The 2014 series of Plain Song, From the Loft has a hint of the horizon in the line far below the uplifted, optimistic square of light, drawing on a childhood memory of a hayloft, as well as a current metaphor for the artist working alone in the studio, separated from the real world yet aware of it, uplifted by the process of painting.
Two books about and by JS Parker are available from the gallery: A new book of his poems from the 1960s onwards, with delightful line drawings, published December 2017 by the Millennium Public Art Gallery, RRP $17.50; and the book JS Parker: Plain Song by Dr Damian Skinner – an excellent monograph, now at the special price of $30.
More About the Artist
Born in 1944, JS Parker was described in the Allgemeines Kunsterlexicon international art dictionary as ‘one of the most substantial New Zealand painters of his generation. He stood out as one whose art centres on the pursuit of an approach where vigour has greater value than refinement’.
Parker studied art at Ilam School of Fine Arts at Canterbury University and in 1975 was awarded the prestigious Frances Hodgkins Fellowship at Otago University (which is where his long friendship began with fellow painter Ralph Hotere). He ultimately settled in Marlborough and focused on the light and colours of the landscape, where he believed New Zealand’s greatest character lies. His contribution and steadfast vision was recognized in 2003 when he was awarded the Order of New Zealand Merit for 40 years of services to painting.
He constantly refined his art towards a horizon of infinite possibility, and experimented with both form and colour – ‘you are not so much creating as discovering.’
The works of this leading New Zealand painter continued to explore the nuances of light and juxtapositions of colour, often inspired by the South Island land, waters and light, sometimes by a feeling of time and place. There is also an enthusiastic following for his unique ‘black and white’ paintings, some using tar alongside white oil paint in a juxtaposition of the staunch and the vulnerable, sometimes jolted with a spike of colour. His Plain Songs refer not only to the South Island plains but also the formal structure of Gregorian chants.

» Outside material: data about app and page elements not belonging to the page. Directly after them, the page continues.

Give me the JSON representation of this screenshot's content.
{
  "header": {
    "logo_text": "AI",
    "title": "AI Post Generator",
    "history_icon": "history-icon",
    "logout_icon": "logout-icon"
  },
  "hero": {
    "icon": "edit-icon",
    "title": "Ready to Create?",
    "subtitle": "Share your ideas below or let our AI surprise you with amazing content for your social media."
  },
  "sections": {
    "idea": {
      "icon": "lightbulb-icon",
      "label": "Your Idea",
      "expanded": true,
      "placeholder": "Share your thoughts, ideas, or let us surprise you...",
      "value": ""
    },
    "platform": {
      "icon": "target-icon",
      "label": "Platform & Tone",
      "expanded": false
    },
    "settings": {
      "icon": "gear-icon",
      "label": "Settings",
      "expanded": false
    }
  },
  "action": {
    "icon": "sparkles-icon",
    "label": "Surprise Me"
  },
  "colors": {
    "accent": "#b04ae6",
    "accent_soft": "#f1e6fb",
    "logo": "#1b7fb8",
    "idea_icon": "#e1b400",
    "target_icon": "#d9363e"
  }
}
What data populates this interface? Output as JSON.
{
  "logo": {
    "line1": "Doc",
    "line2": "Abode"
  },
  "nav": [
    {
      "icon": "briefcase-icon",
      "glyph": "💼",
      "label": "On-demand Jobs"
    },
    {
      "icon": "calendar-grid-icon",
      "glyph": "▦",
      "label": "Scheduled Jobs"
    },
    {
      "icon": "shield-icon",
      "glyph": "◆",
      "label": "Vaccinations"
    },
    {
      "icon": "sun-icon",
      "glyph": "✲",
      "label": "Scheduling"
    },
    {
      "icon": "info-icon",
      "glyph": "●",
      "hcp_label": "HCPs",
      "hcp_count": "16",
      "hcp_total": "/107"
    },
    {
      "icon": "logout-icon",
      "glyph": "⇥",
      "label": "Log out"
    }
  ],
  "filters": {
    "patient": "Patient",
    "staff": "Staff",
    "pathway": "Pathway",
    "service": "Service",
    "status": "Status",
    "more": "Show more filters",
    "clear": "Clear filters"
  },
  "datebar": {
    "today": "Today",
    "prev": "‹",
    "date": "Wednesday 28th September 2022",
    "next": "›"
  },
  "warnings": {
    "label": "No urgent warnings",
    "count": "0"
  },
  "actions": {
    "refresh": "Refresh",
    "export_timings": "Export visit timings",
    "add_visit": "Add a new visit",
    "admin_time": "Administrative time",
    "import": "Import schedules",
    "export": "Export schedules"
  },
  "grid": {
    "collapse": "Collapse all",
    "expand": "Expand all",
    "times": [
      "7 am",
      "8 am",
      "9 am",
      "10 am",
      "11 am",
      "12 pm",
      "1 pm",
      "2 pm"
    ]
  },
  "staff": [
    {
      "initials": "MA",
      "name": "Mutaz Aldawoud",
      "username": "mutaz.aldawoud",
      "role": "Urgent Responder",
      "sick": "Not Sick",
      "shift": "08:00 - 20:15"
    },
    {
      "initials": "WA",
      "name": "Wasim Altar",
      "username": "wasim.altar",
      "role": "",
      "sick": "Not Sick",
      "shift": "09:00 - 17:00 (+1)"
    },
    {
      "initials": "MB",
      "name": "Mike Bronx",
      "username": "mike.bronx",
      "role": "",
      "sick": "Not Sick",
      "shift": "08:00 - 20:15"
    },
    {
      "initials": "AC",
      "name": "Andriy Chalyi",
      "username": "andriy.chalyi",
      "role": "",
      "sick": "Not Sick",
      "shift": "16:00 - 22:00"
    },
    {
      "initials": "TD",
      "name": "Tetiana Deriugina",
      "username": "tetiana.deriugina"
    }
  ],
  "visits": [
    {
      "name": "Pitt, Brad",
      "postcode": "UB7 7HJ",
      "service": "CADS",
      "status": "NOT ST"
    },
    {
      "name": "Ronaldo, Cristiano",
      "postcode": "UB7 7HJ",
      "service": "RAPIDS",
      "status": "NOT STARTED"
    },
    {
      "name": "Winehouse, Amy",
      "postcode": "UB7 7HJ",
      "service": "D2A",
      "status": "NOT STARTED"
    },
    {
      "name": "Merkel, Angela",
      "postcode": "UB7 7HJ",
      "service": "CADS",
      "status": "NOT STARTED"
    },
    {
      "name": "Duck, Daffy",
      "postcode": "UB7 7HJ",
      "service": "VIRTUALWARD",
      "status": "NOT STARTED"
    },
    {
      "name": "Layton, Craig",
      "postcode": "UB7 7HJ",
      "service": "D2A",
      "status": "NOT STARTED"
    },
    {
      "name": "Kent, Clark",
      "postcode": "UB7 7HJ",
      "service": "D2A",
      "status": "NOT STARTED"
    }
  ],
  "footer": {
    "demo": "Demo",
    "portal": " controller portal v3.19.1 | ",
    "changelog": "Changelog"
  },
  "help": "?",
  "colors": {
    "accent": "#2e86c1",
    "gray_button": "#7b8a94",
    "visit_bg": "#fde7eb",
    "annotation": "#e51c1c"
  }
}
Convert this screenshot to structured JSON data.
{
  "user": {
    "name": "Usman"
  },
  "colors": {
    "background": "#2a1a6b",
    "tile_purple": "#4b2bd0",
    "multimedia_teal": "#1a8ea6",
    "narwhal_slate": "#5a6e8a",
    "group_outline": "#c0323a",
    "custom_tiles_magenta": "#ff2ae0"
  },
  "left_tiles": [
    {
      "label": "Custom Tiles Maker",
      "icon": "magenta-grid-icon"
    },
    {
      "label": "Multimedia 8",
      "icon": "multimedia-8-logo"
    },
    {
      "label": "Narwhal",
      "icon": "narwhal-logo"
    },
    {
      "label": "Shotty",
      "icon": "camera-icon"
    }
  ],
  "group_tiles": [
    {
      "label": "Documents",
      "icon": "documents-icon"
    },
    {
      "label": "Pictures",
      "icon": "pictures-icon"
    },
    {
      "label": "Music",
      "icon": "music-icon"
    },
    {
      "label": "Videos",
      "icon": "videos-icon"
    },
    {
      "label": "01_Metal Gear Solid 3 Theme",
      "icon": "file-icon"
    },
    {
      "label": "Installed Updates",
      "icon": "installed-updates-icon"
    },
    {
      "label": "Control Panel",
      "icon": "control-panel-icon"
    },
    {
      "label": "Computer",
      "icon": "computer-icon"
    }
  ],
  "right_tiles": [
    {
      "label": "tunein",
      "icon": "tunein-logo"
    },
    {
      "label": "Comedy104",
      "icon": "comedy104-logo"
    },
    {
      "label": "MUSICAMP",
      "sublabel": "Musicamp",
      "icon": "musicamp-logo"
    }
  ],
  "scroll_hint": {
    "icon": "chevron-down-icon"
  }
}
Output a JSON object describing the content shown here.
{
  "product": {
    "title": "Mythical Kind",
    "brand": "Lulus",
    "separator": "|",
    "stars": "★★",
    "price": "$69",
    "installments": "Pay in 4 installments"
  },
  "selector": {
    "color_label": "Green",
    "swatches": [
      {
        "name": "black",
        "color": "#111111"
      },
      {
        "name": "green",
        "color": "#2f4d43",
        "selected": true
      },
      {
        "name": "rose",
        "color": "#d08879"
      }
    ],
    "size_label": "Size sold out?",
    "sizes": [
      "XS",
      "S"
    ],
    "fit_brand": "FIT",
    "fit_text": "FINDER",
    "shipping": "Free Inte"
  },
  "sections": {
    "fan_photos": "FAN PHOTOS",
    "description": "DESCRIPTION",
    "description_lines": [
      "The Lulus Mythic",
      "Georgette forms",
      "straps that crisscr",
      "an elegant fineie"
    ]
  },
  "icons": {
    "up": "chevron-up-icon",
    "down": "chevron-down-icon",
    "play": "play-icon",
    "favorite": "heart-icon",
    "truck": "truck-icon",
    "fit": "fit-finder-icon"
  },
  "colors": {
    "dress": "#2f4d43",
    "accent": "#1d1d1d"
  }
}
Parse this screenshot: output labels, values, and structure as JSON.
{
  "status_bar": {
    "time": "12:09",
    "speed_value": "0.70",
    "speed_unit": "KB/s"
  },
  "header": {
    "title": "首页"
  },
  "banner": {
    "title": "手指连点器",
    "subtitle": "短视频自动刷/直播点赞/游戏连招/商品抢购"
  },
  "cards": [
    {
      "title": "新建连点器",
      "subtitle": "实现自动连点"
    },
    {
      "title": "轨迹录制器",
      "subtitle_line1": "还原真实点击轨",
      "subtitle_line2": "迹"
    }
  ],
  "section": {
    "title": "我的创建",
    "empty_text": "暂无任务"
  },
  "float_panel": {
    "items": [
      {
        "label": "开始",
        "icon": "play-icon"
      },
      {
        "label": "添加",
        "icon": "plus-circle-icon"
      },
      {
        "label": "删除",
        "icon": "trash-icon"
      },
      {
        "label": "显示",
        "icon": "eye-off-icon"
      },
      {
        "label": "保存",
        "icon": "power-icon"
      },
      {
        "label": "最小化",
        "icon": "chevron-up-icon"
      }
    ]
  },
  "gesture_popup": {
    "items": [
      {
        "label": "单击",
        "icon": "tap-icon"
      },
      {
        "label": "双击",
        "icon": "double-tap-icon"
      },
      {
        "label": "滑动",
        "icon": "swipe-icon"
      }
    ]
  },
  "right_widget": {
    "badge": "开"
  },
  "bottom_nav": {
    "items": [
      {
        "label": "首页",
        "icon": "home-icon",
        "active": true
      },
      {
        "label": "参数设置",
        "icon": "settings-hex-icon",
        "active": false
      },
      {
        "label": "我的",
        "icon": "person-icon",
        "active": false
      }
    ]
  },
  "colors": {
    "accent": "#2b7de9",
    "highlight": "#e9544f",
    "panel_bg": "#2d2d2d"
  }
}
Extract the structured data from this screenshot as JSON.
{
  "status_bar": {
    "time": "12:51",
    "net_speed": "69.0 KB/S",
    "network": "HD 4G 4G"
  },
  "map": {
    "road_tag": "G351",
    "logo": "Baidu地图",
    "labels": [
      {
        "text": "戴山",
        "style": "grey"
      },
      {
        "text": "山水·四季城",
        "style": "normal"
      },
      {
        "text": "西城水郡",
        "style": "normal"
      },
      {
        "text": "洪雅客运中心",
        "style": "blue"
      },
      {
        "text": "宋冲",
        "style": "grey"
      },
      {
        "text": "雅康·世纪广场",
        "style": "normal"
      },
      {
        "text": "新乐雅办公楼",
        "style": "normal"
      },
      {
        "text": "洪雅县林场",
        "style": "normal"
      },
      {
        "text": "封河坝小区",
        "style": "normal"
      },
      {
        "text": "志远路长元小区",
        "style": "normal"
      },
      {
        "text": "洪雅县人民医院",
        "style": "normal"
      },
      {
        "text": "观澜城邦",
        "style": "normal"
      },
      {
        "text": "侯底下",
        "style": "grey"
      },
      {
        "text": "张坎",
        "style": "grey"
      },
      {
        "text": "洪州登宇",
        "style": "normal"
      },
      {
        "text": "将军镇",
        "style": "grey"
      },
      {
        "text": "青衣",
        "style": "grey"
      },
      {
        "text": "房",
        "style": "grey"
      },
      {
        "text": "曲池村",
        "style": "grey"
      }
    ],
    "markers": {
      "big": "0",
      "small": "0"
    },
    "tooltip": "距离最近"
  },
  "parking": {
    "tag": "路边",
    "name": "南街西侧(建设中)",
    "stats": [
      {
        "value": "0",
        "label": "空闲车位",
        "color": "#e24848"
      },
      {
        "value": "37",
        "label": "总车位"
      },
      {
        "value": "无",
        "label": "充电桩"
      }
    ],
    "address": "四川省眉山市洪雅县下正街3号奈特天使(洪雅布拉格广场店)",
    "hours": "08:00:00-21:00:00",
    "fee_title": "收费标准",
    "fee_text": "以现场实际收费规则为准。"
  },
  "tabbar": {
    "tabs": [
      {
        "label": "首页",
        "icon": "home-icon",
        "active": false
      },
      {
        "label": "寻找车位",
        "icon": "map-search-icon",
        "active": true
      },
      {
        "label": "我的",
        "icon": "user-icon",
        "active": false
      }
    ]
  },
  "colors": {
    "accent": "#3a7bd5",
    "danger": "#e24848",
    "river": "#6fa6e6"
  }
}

A music lover of wide taste, he was particularly inspired by blues, jazz and classical music; his work often shows a musical rhythm and balance, or a fine line like a high continuous note.
Parker’s impasto paintings are keenly sought after by collectors in New Zealand and overseas. His small Plain Song paintings have the freshness of discovery as Parker explored structures and linkages within a tight framework. He is best known however for his large scale paintings of about 1.2 to 2.5 metres.
Please contact us to confirm current prices: most prices are posted at the time of exhibition, and may be revised as the artists' values increase.